#thanksShanghaiby David Koenig, contributing writer
When Disneyland shut down a large swath of the park four months ago to accommodate the construction of Star Wars Land, management knew the park's downsized footprint would lead to one of two scenarios: either (A) horrible congestion that would force them to furiously build in temporary capacity, or (B) plummeting attendance, with guests, turned off by the crowding and fewer offerings, having to be somehow lured back.
Disneyland, miraculously, found itself with problem (A): record crowds—but responded with solution (C): make the problem worse. First, fearing a light spring, Disney reinstituted its Southern California flex ticket promotion. But then, instead of adding capacity, it did the opposite, mandated by Corporate in Burbank. Because Shanghai Disneyland went so far over budget (the resort's price tag: $8 billion and climbing), Disney's U.S. parks have been told they need to squeeze hundreds of millions of dollars of cost-savings to make up the difference.

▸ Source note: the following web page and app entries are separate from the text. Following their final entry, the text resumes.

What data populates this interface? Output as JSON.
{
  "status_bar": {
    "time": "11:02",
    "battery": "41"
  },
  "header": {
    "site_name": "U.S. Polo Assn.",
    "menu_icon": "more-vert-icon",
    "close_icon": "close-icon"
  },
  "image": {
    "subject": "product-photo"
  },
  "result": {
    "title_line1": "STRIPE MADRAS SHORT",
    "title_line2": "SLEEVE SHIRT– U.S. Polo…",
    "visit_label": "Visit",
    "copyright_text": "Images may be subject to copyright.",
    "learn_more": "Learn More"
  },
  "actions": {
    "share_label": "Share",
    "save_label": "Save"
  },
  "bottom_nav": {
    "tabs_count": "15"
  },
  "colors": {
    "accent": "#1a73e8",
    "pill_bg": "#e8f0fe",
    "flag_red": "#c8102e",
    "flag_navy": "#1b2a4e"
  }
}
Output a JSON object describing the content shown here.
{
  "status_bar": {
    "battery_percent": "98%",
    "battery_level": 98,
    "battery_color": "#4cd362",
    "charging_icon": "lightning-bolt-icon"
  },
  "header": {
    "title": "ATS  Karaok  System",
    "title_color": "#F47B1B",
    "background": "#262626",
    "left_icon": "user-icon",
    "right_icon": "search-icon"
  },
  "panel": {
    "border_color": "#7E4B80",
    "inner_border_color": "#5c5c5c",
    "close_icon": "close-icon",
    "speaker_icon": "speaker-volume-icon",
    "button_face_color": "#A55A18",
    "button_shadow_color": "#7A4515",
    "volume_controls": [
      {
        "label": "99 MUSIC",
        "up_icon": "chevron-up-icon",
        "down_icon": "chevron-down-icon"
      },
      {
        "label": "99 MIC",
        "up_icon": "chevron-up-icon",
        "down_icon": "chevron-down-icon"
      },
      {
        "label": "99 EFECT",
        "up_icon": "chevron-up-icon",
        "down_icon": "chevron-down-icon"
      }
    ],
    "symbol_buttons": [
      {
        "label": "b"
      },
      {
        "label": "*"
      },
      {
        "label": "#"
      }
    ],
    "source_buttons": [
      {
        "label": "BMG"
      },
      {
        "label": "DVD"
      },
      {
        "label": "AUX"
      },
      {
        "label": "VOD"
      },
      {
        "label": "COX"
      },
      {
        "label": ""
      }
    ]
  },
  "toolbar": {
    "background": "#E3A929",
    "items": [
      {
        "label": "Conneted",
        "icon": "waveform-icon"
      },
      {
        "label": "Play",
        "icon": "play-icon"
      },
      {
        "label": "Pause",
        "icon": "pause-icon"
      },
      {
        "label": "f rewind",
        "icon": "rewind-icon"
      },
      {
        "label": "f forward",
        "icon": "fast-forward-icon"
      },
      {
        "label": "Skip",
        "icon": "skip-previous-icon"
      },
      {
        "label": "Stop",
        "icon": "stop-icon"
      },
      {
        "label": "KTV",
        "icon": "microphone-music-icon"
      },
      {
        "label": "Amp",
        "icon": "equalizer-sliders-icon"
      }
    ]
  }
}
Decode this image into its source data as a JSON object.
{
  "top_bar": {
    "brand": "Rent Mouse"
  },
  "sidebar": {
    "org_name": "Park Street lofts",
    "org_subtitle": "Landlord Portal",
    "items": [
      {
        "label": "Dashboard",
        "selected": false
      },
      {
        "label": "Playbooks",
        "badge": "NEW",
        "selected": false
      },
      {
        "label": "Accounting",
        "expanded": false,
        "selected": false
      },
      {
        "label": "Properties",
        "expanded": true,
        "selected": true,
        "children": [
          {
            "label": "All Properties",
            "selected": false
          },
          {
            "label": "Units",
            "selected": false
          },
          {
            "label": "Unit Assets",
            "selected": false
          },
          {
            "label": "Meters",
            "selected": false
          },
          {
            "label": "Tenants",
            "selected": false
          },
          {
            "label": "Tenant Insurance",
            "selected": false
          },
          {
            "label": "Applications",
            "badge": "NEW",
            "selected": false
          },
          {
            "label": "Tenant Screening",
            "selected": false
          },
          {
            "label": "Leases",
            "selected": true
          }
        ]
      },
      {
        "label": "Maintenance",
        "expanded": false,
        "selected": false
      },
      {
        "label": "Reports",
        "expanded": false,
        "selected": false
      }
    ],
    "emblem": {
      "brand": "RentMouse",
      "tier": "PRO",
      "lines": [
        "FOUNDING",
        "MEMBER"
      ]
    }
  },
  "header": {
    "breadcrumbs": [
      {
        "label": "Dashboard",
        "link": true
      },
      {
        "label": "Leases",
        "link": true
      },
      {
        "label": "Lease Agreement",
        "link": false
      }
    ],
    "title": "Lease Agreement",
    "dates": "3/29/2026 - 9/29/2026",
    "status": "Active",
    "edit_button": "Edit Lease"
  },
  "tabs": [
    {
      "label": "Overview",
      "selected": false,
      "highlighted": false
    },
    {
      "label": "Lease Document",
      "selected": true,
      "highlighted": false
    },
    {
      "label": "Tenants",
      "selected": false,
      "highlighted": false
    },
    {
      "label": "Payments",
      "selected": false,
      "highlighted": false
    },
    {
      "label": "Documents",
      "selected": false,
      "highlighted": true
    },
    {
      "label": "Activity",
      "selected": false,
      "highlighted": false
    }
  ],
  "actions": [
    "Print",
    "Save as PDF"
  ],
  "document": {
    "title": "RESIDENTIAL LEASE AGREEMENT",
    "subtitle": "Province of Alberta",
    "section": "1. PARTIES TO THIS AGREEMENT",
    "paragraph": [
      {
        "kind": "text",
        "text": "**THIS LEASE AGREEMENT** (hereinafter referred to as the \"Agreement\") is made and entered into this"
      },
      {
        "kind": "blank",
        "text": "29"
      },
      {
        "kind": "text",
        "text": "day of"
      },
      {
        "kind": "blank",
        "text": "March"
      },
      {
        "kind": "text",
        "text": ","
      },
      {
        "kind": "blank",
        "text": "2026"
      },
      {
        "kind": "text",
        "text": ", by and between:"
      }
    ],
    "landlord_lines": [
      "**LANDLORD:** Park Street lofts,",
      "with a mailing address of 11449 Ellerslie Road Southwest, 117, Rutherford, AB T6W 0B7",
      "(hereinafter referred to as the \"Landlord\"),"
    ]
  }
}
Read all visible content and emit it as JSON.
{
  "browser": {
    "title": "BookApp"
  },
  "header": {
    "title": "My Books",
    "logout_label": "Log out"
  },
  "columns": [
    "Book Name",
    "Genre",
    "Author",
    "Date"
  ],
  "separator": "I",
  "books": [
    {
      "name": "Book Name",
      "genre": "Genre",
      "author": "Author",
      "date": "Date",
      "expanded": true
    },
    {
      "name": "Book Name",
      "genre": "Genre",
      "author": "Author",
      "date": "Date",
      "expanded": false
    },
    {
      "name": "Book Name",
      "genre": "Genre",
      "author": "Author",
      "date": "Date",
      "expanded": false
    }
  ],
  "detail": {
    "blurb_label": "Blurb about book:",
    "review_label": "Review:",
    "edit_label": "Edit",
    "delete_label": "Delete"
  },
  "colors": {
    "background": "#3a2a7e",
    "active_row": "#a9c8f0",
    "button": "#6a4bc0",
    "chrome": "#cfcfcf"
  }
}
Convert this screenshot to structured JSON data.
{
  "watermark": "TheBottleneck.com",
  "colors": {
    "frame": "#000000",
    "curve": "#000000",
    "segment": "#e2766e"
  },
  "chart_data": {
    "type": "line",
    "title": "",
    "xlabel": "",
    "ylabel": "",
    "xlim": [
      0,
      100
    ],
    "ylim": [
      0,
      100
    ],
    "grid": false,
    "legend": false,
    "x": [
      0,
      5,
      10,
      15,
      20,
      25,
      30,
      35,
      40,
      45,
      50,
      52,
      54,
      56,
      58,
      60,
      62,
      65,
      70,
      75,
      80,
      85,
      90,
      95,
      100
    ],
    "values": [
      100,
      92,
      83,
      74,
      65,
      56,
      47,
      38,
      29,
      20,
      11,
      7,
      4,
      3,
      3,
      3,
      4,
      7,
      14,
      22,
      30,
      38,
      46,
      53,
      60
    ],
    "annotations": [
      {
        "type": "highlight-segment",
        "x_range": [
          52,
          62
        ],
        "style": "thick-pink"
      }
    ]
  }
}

Disneyland has responded by cutting back park attraction and restaurant operating hours, eliminating entertainment, and reducing staffing park-wide (thereby reducing capacity). As could be expected, the moves have worsened congestion.
Another cut is the annual 24-hour party on the Memorial Day weekend that had kicked off the past three summer seasons and Leap Day 2012. Just 16 months ago, Team Disney Anaheim was scouring the calendar looking for new dates to add 24-hour parties; now, thanks to Shanghai, all round-the-clock parties have been called off indefinitely.
Another concern is what if, after Shanghai Disneyland opens to the public next month, the new mega-park is a flop, a la the budget-minded Hong Kong Disneyland? Will we see even more cutbacks at Disneyland and Disney's other domestic parks?
In the meantime, "Shanghai" has become a curse word around Disneyland. I even overheard cast members deriding the new park's castle: "They claim it's the biggest and tallest of the Disney park castles. What they don't say is that it's also the ugliest!"
2 for 1 Fastpass
Construction walls outside the entrance of the Matterhorn and near Pirates of the Caribbean should be coming down by May 16 to bring Fastpass to the venerable E-ticket attractions.
Not long after, Autopia will be losing its Fastpass because it is used infrequently, and its removal frees up more space for the Jedi show registration outside the Expo Center. (In fact, Autopia's Fastpass has been down since the Expo Center opened—two months before the ride went down for rehab and right through the busy Christmas season.) The removal will be a quick job: just pulling out a sign and three kiosks.
At the Matterhorn, the new kiosks will replace some planters in front of the attraction's entrance. Pirates' station, in a little area below the attraction building's entrance, was one of the first Disneyland rides to get Fastpass in late 2000, but was one of several attractions to lose the service in 2004, amid fears that the park offered too many Fastpass opportunities, worsening overall park congestion.